|Illustrator||Frank P. Mahony|
|Publisher||Angus and Robertson|
|Media type||Print (Hardback and Paperback)|
Dot and the Kangaroo is an 1899 Australian children's book written by Ethel C. Pedley about a little girl named Dot who gets lost in the Australian outback and is eventually befriended by a kangaroo and several other marsupials. The book was adapted into a stage production in 1924, and a film in 1977.
A 5-year-old girl named Dot is lost in the outback after chasing a hare into the wood and losing sight of her home. She is approached by a grey kangaroo who gives her some berries to eat. Upon eating the berries, Dot is able to understand the language of all animals, and she tells the kangaroo her plight. The kangaroo, who has lost her own joey, decides to help little Dot despite her own fear of humans. They consult the platypus (who insists on being called Ornithorhynchus Paradoxus) and he tells them that Willy Wagtail will be able to help her. After much adventure, including being hunted by Aborigines and Dot being on trial in an animal court, Dot and her kangaroo finally find her home, and the kangaroo finds her joey there.

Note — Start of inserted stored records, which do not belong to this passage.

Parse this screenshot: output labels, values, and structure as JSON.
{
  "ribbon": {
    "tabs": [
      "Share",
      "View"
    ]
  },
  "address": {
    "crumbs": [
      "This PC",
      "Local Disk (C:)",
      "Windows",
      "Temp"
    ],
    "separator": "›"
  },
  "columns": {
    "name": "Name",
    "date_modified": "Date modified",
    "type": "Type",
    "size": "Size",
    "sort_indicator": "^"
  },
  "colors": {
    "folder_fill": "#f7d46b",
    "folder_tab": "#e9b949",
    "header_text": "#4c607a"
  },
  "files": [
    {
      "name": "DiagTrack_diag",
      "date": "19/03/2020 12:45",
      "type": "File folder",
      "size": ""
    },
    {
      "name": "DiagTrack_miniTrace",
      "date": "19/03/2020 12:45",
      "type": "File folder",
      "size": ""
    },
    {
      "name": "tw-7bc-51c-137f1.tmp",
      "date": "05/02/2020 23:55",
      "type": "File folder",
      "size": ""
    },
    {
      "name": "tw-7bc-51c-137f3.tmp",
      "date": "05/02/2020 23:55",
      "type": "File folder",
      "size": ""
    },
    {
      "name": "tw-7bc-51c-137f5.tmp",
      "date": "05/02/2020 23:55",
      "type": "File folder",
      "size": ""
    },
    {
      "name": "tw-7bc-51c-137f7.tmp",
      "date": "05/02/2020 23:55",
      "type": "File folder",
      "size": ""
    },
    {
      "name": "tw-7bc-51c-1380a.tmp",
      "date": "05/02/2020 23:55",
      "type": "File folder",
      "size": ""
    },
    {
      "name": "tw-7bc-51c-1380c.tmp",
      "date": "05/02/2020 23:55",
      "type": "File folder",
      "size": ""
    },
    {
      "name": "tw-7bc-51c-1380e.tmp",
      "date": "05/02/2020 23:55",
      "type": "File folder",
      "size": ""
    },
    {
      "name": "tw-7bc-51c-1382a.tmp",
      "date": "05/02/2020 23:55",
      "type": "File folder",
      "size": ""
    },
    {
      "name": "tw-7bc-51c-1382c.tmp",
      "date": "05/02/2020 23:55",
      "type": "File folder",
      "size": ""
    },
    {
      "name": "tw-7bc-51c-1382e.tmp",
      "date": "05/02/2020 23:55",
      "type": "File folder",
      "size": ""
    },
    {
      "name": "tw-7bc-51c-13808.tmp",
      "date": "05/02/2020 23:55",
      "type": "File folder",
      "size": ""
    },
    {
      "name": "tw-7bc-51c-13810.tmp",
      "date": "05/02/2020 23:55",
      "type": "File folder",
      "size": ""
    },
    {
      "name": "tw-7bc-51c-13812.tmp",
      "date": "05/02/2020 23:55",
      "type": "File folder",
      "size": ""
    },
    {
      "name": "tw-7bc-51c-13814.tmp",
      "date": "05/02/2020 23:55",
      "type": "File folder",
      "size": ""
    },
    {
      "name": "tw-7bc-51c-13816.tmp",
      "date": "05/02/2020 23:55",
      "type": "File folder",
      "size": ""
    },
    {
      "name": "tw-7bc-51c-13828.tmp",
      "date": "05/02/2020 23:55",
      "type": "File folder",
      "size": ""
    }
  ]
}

A film adaptation was released in 1977 directed by Yoram Gross. It combines animation with live action.
- PDF of the (public domain) text.
- "Dot character page". Yoram Gross website. Archived from the original on 20 November 2008.
- Dot and the Kangaroo at Project Gutenberg (with original illustrations)
- Dot and the Kangaroo at The Big Cartoon DataBase